## Data provided
-.-.-

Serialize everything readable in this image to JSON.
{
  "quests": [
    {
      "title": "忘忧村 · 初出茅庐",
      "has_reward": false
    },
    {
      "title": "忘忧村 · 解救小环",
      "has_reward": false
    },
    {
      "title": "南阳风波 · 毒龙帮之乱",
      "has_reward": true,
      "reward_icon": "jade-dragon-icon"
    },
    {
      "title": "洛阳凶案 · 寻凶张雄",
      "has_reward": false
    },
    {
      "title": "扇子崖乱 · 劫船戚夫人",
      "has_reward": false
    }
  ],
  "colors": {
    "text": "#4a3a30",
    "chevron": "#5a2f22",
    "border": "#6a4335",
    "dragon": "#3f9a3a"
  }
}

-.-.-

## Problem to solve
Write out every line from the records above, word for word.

## Solution
Serialize everything readable in this image to JSON.
{
  "quests": [
    {
      "title": "忘忧村 · 初出茅庐",
      "has_reward": false
    },
    {
      "title": "忘忧村 · 解救小环",
      "has_reward": false
    },
    {
      "title": "南阳风波 · 毒龙帮之乱",
      "has_reward": true,
      "reward_icon": "jade-dragon-icon"
    },
    {
      "title": "洛阳凶案 · 寻凶张雄",
      "has_reward": false
    },
    {
      "title": "扇子崖乱 · 劫船戚夫人",
      "has_reward": false
    }
  ],
  "colors": {
    "text": "#4a3a30",
    "chevron": "#5a2f22",
    "border": "#6a4335",
    "dragon": "#3f9a3a"
  }
}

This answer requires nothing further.